Breakthrough Dialogue 2021: Ecomodern Justice

Wednesday, August 4 through Friday, August 6, 2021

August 4-6 | Cavallo Point & Virtually | Sausalito, CA & Global

Ecomodern Justice?

What is justice? What does it mean in the context of ecomodernism? Global modernity was both built upon histories of conquest and oppression and gave birth to traditions of liberal universalism, political enfranchisement, and cosmopolitan empathy upon which contemporary demands for justice and equity rest. Modernization has likewise brought long-term improvements in the human condition while not benefiting all equally and leaving many behind.

At the heart of all discussions of modernist politics lies a paradox. The modern era marked a continuation of violence, oppression, inequity, and subjugation that go as far back as we have been human. It marked an intensification of our proclivities toward violence and cruelty, as the social and technological machinery of modernity allowed for the manifestation of those tendencies at previously unimaginable scales. And it marked a gradual and ongoing break from those histories, as the shift from feudal and hierarchical to capitalist and democratic societies produced new economies, new publics, new institutions, and new values that have slowly and incrementally ameliorated or eliminated manifestations of human cruelty.

To recognize this modernist paradox does not absolve modern societies from accounting for the injustice in their own histories and remedying them. Nor should it obscure the great accomplishments of the modern era. But it should inform how we think about our responsibilities to each other, to the past, and to the future.

Critics of modernization, too often, judge it against either romanticized conceptions of the past or utopian visions of the future. Both framings do a disservice to the extraordinary improvements in living standards, human rights, and democratic inclusion that modernization has wrought and to the practical challenges and struggles associated with assuring that modernist promises of universal enfranchisement, equity, and justice are kept.

Any discussion of justice within the framework of ecomodernism must likewise account for both the promise of modernization and its failures. How best might we recognize histories of violence and oppression without mistaking them for the entire history of modernization? How might we express a commitment to justice in a way that emphasizes assets, the ways in which our extraordinary social and technological powers and wealth might be dedicated to addressing inequality and exclusion, rather than fixating on deficits — the notion that ongoing inequity and injustice demonstrate the futility of universalizing commitments to freedom, prosperity, and inclusion? How might notions of sovereignty and self-determination support communities to pursue development and modernization on their own terms, rather than situating those processes as external impositions by a globalizing, corporate, western and eurocentric capitalism?

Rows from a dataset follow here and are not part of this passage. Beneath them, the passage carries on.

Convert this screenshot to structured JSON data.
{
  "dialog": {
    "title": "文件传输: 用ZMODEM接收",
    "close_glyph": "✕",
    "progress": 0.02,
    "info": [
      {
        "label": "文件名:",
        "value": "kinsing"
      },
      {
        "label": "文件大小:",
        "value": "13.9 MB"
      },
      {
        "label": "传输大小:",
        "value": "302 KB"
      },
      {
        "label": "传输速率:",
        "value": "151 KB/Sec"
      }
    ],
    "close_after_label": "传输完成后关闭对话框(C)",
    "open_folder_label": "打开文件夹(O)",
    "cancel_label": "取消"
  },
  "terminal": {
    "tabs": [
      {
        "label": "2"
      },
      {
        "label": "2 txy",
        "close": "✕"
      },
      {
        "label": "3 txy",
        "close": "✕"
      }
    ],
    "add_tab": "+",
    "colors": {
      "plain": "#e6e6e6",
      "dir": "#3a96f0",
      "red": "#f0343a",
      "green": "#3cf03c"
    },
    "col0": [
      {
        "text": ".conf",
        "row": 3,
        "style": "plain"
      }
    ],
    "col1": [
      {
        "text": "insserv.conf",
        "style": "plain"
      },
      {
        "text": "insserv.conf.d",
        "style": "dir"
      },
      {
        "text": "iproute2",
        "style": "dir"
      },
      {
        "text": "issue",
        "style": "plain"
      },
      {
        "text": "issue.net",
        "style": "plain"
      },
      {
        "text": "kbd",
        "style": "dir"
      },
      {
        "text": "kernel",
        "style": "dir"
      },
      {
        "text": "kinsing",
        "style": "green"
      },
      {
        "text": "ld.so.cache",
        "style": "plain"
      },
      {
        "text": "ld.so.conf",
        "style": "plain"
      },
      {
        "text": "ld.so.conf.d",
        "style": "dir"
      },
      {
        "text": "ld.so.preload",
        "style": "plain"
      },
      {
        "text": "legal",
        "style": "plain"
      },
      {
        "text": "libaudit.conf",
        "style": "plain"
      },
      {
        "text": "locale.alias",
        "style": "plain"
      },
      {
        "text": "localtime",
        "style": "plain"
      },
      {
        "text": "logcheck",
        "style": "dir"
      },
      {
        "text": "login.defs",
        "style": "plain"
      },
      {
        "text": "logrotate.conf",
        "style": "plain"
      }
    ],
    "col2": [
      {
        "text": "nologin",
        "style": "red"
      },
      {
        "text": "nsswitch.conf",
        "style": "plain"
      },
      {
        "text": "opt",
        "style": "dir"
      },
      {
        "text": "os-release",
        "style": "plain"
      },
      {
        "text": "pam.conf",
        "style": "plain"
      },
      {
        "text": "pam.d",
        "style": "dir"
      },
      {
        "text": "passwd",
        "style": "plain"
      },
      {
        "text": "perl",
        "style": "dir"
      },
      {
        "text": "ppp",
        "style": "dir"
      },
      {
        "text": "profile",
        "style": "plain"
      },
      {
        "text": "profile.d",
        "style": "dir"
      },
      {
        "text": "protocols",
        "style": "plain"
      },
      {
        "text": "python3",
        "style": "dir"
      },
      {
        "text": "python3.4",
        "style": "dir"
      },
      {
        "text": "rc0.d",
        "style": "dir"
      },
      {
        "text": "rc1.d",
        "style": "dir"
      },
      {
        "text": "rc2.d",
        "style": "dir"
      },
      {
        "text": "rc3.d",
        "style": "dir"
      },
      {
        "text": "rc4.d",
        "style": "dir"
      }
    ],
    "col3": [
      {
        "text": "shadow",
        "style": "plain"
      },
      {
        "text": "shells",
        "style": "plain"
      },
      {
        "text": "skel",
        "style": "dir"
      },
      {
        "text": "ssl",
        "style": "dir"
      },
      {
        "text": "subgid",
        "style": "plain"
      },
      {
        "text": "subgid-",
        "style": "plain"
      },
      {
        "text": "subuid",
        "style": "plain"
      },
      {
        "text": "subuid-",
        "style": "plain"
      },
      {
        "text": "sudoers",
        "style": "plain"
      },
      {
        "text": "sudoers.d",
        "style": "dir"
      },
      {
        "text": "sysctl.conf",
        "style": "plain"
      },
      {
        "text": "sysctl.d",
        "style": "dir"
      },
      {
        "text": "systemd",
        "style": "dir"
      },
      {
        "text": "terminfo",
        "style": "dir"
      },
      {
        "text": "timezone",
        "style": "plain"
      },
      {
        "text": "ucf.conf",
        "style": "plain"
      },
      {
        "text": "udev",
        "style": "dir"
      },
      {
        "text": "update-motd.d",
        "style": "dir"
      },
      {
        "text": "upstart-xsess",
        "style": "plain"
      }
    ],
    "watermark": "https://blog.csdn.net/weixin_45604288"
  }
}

Too often, discussions of climate and environmental justice have bundled standard environmental framings of risk, technology, modernity, and nature together with commitments to social justice while failing to interrogate the underlying environmental claims inherited from a movement born of affluence and privilege, steeped in neo-malthusian catastrophism, and prone to primitivism and romanticism of agrarian poverty. In this year’s Breakthrough Dialogue, we open up that black box and ask how growth, development, technology, and decoupling can advance the cause of social justice.

The 2021 Breakthrough Dialogue, Ecomodern Justice, will be held August 4 – 6 in person and virtually. For more information on how we plan to safely gather in person, please click here.

More Info Coming Soon